WORTHINGTON — Nobles County Library Director Julie Wellnitz was thrilled to see nearly 500 people come through the doors of the downtown Worthington building on Wednesday, but at the same time, she wished she could have accommodated the visitors better.
The local public library just wasn’t built to handle such large numbers of people, much less children’s programming. That’s why Wednesday’s Treasure Village Children’s Theatre of Okoboji presentation of Snow White, which drew another 234 children, parents and others, took place across the street from the library, at First Lutheran Church.
The youth room at the library is perhaps the most used space in the building, with 1,309 children and parents attended programs during the month of April led by Children’s Librarian Jackie VanHorsen.
“Then, 889 of those 1,309 actually went through the children’s room in the month of April,” Wellnitz said. “That youth room is very, very loved and it looks like it. We’ve even had comments from our Friends (of the Library) group that the youth room looks shabby.
“With those kinds of numbers, we can’t accommodate — it’s not safe to accommodate — such high numbers,” she added.
Average daily attendance at the library tops more than 350 patrons, which Wellnitz called “fantastic.”
With the recent reinvigoration of the Friends of the Nobles County Library group, and the discussion back on the table for Nobles County Commissioners, Wellnitz now hopes to take plans for new the facility to the next level — raising funds.
On Tuesday, Wellnitz and Plum Creek Library executive director Mark Ranum will meet with members of the Southwest Initiative Foundation to seek approval for a library foundation to be created under the umbrella of the Worthington Area Foundation.
In mid-May, the two, along with Nobles County Commissioners David Benson and Diane Thier, had a positive meeting with Worthington Area Foundation board members.
“The Worthington Area Foundation was supportive of being under their umbrella … but they highly encouraged us to begin with SWIF and map out the plan,” Wellnitz said.
The idea to develop a foundation to raise money stemmed from some of Wellnitz’s meetings with local groups and organizations about the vision for a new library.
“People would ask, if they wanted to donate money, if there was an account set up,” she said. “There has never been a serious attempt at generating funds for a new library in Nobles County.”
Gaining approval to develop a library foundation under the umbrella of the Worthington Area Foundation would be “much cheaper and simpler” than starting at the ground floor, Wellnitz explained, adding, “We really see it as a win-win.”
If Wellnitz gets the approval she seeks from SWIF, she’d like to see the library foundation established within a month.
Money given to the entity would be used to help purchase the property, as well as build the new library, but Wellnitz said they intend to do more than just wait for donations.
“We have hundreds of ideas for fundraising,” she said. “We’re having to go one step at a time.
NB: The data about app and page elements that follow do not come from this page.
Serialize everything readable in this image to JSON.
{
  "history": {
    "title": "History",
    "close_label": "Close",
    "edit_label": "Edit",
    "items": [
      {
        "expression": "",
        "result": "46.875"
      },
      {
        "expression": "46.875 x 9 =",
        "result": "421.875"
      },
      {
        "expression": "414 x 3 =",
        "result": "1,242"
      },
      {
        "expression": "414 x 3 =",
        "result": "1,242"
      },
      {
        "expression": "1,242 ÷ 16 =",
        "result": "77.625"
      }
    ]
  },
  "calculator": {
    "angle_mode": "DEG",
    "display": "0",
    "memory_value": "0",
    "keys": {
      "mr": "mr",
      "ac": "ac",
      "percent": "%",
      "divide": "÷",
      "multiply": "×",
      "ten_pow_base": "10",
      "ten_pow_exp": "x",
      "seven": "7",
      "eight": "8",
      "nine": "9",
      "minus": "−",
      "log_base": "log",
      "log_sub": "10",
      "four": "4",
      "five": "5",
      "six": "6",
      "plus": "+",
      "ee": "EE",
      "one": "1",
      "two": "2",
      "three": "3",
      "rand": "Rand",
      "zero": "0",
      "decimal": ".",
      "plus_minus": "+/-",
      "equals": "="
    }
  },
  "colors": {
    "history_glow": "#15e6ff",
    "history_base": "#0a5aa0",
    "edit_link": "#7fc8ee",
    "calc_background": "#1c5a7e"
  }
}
Once we get the legalities of establishing the foundation over and done with, then we will focus on the fundraising piece.”
Even after the building is funded, Wellnitz envisions keeping the foundation in place.
“We’re going to need a large amount of funds,” she said.
Wellnitz said the public understands the necessity for an updated facility, and it isn’t just because of the lack of space in the youth room. The computer area is always busy.
“We are assisting with online applications, government documents for our minority groups, airline tickets are being printed — it just runs the gamut, and kids are working on school projects,” she explained. “The staff just bends over backwards to help anybody.”
Daily Globe Reporter Julie Buntjer may be reached at 376-7330.